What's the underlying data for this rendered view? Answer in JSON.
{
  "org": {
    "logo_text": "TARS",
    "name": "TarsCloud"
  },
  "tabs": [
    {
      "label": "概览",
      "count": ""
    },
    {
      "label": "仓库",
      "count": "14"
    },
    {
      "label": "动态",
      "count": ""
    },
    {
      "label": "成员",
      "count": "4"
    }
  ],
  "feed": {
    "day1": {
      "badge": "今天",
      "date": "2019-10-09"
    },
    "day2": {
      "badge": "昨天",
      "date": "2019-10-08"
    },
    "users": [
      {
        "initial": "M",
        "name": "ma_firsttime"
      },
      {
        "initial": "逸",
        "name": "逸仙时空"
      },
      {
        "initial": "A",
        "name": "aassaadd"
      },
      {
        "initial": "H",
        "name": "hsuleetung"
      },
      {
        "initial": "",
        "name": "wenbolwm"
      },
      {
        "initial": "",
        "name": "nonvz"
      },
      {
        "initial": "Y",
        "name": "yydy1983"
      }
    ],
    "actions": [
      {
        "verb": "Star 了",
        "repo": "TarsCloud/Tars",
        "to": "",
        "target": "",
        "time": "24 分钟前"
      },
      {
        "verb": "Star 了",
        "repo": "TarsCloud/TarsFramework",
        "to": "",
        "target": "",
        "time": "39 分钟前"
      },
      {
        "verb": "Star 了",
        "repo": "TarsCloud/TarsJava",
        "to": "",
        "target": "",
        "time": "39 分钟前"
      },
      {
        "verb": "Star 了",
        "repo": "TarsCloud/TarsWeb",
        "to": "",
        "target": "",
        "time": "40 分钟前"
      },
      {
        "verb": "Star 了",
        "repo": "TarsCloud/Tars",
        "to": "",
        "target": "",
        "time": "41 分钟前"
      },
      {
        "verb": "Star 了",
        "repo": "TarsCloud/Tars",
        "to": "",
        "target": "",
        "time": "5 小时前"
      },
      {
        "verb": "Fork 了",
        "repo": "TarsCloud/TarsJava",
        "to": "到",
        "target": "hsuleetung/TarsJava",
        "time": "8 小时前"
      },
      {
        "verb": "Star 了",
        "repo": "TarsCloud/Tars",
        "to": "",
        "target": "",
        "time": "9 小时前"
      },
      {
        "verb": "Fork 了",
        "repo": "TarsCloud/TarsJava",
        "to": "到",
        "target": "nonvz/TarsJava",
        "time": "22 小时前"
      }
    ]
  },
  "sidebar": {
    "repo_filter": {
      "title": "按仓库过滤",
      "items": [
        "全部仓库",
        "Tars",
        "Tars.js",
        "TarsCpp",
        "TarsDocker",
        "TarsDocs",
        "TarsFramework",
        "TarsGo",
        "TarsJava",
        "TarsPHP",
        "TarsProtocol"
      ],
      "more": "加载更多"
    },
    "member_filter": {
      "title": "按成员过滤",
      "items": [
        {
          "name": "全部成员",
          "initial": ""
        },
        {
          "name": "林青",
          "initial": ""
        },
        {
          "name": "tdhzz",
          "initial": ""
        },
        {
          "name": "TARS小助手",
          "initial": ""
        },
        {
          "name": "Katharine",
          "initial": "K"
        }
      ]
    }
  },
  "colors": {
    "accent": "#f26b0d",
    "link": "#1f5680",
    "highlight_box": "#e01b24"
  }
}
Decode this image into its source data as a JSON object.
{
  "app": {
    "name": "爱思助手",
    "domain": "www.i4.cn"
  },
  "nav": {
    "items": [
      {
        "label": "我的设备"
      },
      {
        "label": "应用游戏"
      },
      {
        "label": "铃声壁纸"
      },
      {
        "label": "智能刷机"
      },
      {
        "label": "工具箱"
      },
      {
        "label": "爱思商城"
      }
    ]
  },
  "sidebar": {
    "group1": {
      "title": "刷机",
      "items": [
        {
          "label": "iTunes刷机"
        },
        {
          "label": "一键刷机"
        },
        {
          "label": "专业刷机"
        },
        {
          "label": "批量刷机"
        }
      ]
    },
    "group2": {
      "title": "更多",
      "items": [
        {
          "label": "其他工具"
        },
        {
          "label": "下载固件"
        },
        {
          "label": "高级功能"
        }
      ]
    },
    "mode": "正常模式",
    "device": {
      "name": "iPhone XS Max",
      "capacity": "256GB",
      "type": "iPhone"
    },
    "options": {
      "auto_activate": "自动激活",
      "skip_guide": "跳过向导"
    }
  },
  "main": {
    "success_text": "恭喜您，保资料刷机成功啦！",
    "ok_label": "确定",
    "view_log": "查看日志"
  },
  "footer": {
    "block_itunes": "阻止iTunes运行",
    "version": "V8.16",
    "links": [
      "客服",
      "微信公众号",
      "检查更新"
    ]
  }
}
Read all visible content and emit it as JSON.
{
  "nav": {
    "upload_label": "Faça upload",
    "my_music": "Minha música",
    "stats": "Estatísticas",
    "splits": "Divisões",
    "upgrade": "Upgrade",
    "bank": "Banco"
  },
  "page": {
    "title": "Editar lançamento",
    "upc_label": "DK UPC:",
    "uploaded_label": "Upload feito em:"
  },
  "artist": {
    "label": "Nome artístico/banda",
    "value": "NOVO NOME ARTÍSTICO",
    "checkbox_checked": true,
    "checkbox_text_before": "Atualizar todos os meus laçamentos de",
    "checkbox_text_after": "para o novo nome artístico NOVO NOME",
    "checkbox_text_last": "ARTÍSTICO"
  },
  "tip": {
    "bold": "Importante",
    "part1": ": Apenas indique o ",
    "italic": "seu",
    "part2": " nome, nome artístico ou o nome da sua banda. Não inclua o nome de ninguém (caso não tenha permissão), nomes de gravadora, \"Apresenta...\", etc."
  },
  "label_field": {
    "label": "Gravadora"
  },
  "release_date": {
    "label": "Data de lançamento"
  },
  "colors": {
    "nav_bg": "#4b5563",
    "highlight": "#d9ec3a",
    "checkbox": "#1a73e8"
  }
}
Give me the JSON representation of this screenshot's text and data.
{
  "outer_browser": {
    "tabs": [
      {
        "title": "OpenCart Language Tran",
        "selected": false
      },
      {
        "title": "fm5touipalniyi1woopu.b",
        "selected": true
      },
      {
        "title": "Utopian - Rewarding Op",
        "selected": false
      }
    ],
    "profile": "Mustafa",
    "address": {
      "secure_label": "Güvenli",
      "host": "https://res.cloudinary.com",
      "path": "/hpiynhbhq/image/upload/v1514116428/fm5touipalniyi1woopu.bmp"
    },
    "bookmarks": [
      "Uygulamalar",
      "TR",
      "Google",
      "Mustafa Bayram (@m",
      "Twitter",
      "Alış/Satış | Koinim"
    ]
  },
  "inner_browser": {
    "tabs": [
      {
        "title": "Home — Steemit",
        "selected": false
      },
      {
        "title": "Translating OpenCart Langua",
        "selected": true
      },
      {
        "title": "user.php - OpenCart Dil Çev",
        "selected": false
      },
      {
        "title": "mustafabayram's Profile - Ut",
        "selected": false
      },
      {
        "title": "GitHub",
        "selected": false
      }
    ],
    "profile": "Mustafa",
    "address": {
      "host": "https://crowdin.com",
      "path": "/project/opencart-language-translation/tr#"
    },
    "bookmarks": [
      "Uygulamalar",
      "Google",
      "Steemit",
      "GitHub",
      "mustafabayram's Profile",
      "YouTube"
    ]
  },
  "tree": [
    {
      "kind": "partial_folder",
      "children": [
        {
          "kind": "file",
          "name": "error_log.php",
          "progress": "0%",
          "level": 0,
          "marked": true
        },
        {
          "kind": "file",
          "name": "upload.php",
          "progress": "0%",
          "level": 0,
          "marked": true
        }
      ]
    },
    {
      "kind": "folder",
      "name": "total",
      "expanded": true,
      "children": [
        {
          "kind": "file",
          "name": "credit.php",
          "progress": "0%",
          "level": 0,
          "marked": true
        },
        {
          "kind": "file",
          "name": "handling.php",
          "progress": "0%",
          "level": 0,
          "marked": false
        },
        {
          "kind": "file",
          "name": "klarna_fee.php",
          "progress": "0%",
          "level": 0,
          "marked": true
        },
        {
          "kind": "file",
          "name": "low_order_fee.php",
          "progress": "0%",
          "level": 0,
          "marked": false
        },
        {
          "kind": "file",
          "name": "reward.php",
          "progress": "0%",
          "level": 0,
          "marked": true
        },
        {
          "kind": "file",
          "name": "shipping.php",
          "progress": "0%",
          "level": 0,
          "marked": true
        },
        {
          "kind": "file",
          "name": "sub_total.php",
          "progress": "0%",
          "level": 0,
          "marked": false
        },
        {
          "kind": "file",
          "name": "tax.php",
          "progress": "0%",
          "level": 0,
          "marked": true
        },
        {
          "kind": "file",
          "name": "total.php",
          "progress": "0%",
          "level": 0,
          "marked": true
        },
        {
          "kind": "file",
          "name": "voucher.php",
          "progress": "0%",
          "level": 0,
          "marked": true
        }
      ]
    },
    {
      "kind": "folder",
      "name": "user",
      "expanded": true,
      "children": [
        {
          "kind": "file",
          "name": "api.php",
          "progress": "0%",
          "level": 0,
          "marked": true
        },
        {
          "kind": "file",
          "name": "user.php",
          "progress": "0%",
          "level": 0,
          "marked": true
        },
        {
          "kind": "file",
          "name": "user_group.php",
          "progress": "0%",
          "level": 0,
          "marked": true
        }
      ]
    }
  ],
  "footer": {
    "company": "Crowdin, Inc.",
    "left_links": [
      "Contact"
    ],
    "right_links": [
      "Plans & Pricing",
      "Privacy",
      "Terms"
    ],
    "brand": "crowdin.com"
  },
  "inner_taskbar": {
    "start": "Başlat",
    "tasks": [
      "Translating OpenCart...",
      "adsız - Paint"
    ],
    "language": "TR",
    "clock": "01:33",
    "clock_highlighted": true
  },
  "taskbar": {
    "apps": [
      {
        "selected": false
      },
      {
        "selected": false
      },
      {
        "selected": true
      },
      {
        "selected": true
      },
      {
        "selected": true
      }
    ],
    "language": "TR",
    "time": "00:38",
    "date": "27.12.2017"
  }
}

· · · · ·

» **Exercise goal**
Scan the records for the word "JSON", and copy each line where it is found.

» **Result**
What's the underlying data for this rendered view? Answer in JSON.
Decode this image into its source data as a JSON object.
Read all visible content and emit it as JSON.
Give me the JSON representation of this screenshot's text and data.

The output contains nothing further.